**Supplied records**
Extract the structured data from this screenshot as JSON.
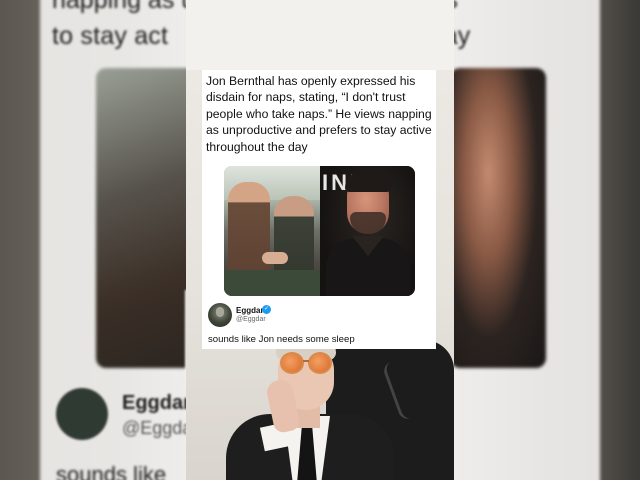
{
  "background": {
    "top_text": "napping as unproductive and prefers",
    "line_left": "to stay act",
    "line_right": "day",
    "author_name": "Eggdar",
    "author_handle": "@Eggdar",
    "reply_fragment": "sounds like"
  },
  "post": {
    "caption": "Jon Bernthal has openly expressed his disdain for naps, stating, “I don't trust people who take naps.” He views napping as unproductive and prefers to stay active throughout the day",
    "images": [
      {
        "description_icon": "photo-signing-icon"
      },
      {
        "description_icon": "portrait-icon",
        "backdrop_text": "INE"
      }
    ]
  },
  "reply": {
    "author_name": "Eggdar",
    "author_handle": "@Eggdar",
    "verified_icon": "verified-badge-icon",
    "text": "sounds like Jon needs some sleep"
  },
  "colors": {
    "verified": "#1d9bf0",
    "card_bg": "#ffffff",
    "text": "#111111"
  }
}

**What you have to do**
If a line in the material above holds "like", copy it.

**Task answer**
    "reply_fragment": "sounds like"
    "text": "sounds like Jon needs some sleep"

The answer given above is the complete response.